LKAB closes Kiruna after earthquake LKAB closes Kiruna after earthquake LKAB closes Kiruna after earthquake LKAB closes Kiruna after earthquake LKAB closes Kiruna after earthquake

LKAB’s Kiruna mine in Sweden

Staff reporter

In a translated statement, the company said the 13 people underground had been evacuated and the mine north of the Arctic Circle had been closed.

"The damage assessment is ongoing and it is estimated that the damage is extensive," LKAB said yesterday.

It had said as "a large area is still seismically active" no inspections would be done in that area until today.

In an update last night, the company said it was uncertain when production could restart.

The Department of Earth Sciences at Uppsala University said the quake at the Kiruna mine was measured to magnitude 4.1 "and is the largest quake recorded instrumentally in Sweden" but said it had a slightly smaller magnitude than a quake at Skåne in 2008.

LKAB last reported a seismic event occurred at Kiruna on April 19, saying its preliminary magnitude was 1.77 according to the local scale.

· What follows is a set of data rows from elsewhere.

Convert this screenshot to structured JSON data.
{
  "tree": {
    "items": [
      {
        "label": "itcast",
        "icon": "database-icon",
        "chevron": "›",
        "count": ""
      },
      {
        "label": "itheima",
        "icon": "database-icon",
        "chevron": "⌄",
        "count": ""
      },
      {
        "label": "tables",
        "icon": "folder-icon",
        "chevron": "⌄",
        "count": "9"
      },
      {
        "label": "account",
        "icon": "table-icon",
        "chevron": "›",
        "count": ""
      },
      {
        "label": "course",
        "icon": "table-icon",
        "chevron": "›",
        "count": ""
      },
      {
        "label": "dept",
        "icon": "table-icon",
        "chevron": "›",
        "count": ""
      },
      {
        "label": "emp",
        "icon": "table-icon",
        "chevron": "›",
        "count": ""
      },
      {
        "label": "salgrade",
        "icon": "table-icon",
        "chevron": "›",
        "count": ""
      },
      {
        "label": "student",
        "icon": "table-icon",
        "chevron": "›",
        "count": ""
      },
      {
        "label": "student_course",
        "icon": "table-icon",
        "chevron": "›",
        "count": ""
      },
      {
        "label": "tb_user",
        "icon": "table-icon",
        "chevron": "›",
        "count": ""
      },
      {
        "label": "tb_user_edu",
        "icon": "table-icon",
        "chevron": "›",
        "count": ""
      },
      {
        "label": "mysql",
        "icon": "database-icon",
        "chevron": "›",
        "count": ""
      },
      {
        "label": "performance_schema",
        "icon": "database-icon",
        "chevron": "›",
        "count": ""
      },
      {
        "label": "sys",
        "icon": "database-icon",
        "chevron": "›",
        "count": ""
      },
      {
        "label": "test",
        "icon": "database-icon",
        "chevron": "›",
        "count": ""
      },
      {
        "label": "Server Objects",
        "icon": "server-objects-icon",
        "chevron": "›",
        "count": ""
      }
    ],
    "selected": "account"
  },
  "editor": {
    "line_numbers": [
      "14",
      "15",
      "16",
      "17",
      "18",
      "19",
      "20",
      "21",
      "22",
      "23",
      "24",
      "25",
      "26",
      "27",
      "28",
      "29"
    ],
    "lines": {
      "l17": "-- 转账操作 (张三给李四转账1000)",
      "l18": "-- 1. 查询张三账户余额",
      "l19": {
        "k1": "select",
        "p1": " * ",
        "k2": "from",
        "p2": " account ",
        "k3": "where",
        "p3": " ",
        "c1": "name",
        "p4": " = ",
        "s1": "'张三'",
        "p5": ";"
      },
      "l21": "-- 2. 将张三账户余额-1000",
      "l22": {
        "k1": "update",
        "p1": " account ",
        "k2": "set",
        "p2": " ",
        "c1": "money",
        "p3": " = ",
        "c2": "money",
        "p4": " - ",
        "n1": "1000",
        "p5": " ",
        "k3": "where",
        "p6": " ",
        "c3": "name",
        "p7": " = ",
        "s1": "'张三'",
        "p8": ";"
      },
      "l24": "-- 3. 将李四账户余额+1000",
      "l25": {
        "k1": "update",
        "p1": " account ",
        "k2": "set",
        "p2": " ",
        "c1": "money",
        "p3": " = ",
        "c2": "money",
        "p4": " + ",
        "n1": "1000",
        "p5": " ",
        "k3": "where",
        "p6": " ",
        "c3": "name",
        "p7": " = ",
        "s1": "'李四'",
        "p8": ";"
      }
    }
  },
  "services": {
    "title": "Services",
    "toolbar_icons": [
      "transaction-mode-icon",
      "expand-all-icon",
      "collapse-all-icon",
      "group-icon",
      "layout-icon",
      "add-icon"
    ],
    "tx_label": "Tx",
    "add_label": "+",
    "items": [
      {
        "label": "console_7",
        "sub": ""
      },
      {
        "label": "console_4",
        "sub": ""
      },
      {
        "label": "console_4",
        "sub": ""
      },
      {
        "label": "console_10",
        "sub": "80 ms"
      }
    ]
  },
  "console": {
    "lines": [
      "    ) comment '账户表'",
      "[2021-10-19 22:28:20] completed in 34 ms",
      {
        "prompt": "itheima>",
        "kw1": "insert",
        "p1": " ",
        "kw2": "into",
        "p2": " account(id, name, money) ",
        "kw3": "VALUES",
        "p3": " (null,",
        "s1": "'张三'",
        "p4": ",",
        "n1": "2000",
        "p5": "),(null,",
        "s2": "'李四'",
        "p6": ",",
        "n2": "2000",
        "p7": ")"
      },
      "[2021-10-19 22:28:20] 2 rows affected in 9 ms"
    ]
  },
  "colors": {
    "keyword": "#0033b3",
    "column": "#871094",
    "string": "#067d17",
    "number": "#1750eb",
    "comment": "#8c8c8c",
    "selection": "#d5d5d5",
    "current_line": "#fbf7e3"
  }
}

Kiruna's ore is mined at a depth of more than 1,000m and the company said in its 2019 annual report that seismic events which arose as a result of the mining could affect the stability of the rock.

It said in the report it would continue work on rock reinforcement and prevent seismic activity.

Kiruna is LKAB's largest mine and it produced 14.7 million tonnes of finished products in 2019, compared with 9.6Mt from Malmberget and 3Mt at Svappavaara.

The Kiruna municipality announced plans in 2004 to move the town 3km to the east to enable the long-running mine underneath it to continue operating.